[Excerpts from an interface dataset]
:::
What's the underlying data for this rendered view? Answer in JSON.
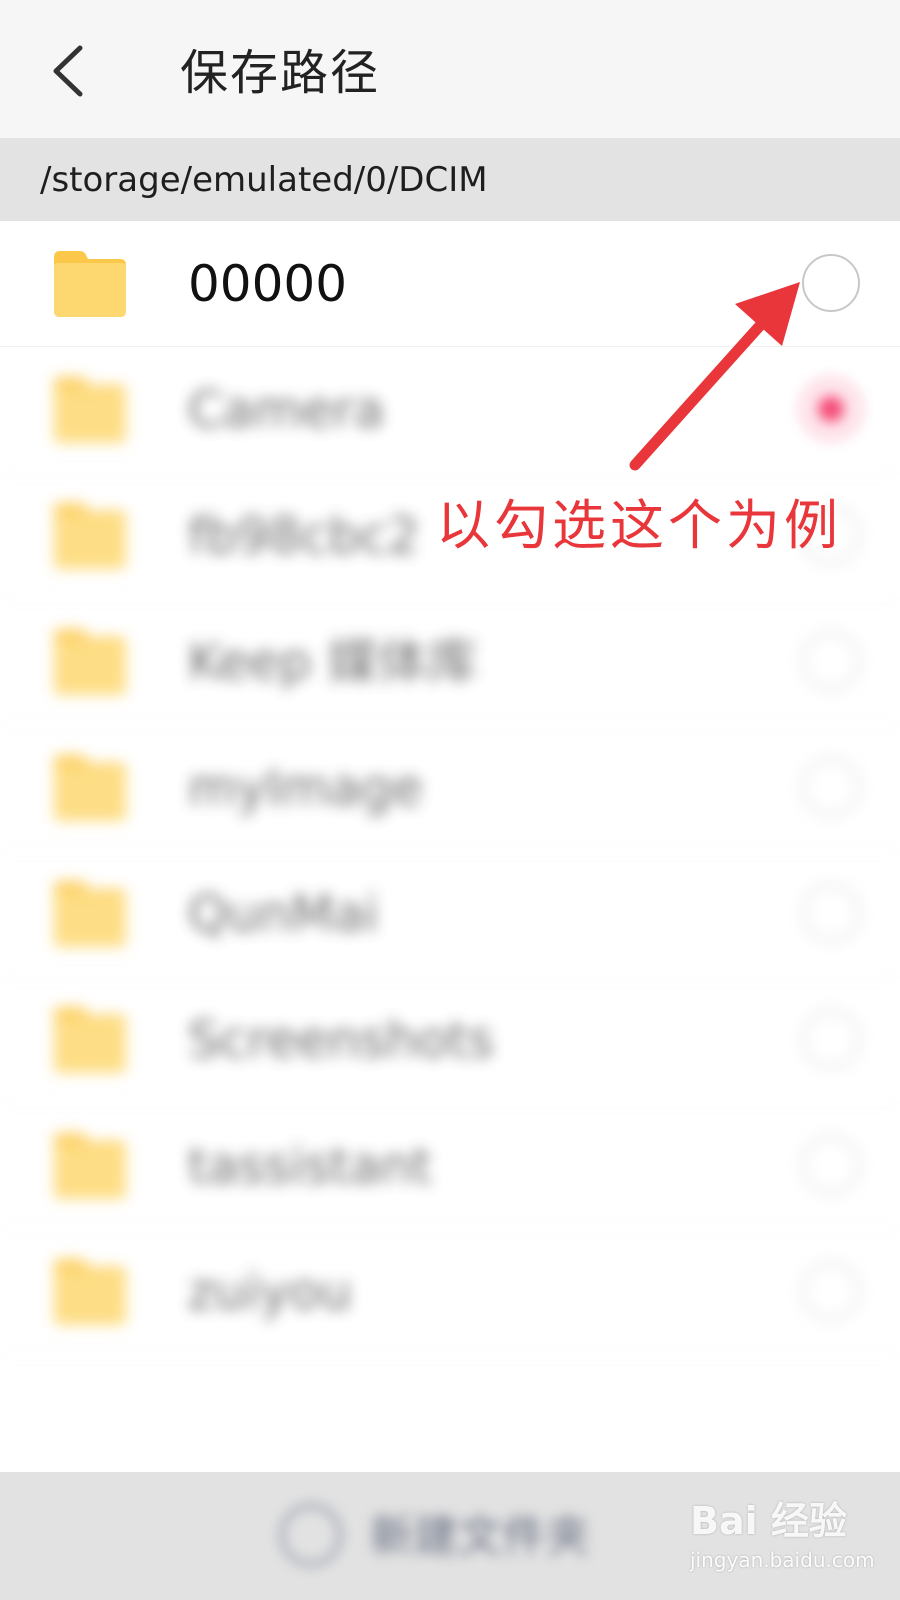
{
  "header": {
    "title": "保存路径",
    "back_icon": "chevron-left-icon"
  },
  "path_bar": {
    "path": "/storage/emulated/0/DCIM"
  },
  "folders": [
    {
      "name": "00000",
      "selected": false,
      "blurred": false
    },
    {
      "name": "Camera",
      "selected": true,
      "blurred": true
    },
    {
      "name": "fb98cbc2",
      "selected": false,
      "blurred": true
    },
    {
      "name": "Keep 媒体库",
      "selected": false,
      "blurred": true
    },
    {
      "name": "myImage",
      "selected": false,
      "blurred": true
    },
    {
      "name": "QunMai",
      "selected": false,
      "blurred": true
    },
    {
      "name": "Screenshots",
      "selected": false,
      "blurred": true
    },
    {
      "name": "tassistant",
      "selected": false,
      "blurred": true
    },
    {
      "name": "zuiyou",
      "selected": false,
      "blurred": true
    }
  ],
  "annotation": {
    "text": "以勾选这个为例",
    "color": "#e8363a"
  },
  "bottom_bar": {
    "new_folder_label": "新建文件夹",
    "icon": "plus-circle-icon"
  },
  "watermark": {
    "main": "Bai 经验",
    "sub": "jingyan.baidu.com"
  },
  "colors": {
    "accent": "#f3245a",
    "folder": "#fdd56a"
  }
}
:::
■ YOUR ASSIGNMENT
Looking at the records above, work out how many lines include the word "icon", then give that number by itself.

■ ANSWER SECTION
2